Task objective: Retype each entry exactly.

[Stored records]
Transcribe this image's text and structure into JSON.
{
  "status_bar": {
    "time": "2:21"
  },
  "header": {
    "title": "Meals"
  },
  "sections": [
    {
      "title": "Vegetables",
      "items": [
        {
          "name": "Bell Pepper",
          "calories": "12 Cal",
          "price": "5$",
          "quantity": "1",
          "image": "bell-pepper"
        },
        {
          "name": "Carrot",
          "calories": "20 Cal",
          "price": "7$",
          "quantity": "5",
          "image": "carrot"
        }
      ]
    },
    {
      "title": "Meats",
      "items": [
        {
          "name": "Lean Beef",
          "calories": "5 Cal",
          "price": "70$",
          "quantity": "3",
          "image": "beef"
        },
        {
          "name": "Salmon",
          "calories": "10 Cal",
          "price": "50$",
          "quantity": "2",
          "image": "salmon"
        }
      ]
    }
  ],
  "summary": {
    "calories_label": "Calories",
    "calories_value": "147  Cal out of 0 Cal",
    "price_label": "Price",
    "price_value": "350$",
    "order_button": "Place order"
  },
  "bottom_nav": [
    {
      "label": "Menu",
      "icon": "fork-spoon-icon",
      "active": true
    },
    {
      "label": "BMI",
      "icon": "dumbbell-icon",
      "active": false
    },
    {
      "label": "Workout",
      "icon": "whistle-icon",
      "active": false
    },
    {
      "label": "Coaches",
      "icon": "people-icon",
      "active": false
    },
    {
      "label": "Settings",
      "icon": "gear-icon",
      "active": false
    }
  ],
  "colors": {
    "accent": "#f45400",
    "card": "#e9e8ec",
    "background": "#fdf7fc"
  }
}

Answer box:
Transcribe this image's text and structure into JSON.
{
  "status_bar": {
    "time": "2:21"
  },
  "header": {
    "title": "Meals"
  },
  "sections": [
    {
      "title": "Vegetables",
      "items": [
        {
          "name": "Bell Pepper",
          "calories": "12 Cal",
          "price": "5$",
          "quantity": "1",
          "image": "bell-pepper"
        },
        {
          "name": "Carrot",
          "calories": "20 Cal",
          "price": "7$",
          "quantity": "5",
          "image": "carrot"
        }
      ]
    },
    {
      "title": "Meats",
      "items": [
        {
          "name": "Lean Beef",
          "calories": "5 Cal",
          "price": "70$",
          "quantity": "3",
          "image": "beef"
        },
        {
          "name": "Salmon",
          "calories": "10 Cal",
          "price": "50$",
          "quantity": "2",
          "image": "salmon"
        }
      ]
    }
  ],
  "summary": {
    "calories_label": "Calories",
    "calories_value": "147  Cal out of 0 Cal",
    "price_label": "Price",
    "price_value": "350$",
    "order_button": "Place order"
  },
  "bottom_nav": [
    {
      "label": "Menu",
      "icon": "fork-spoon-icon",
      "active": true
    },
    {
      "label": "BMI",
      "icon": "dumbbell-icon",
      "active": false
    },
    {
      "label": "Workout",
      "icon": "whistle-icon",
      "active": false
    },
    {
      "label": "Coaches",
      "icon": "people-icon",
      "active": false
    },
    {
      "label": "Settings",
      "icon": "gear-icon",
      "active": false
    }
  ],
  "colors": {
    "accent": "#f45400",
    "card": "#e9e8ec",
    "background": "#fdf7fc"
  }
}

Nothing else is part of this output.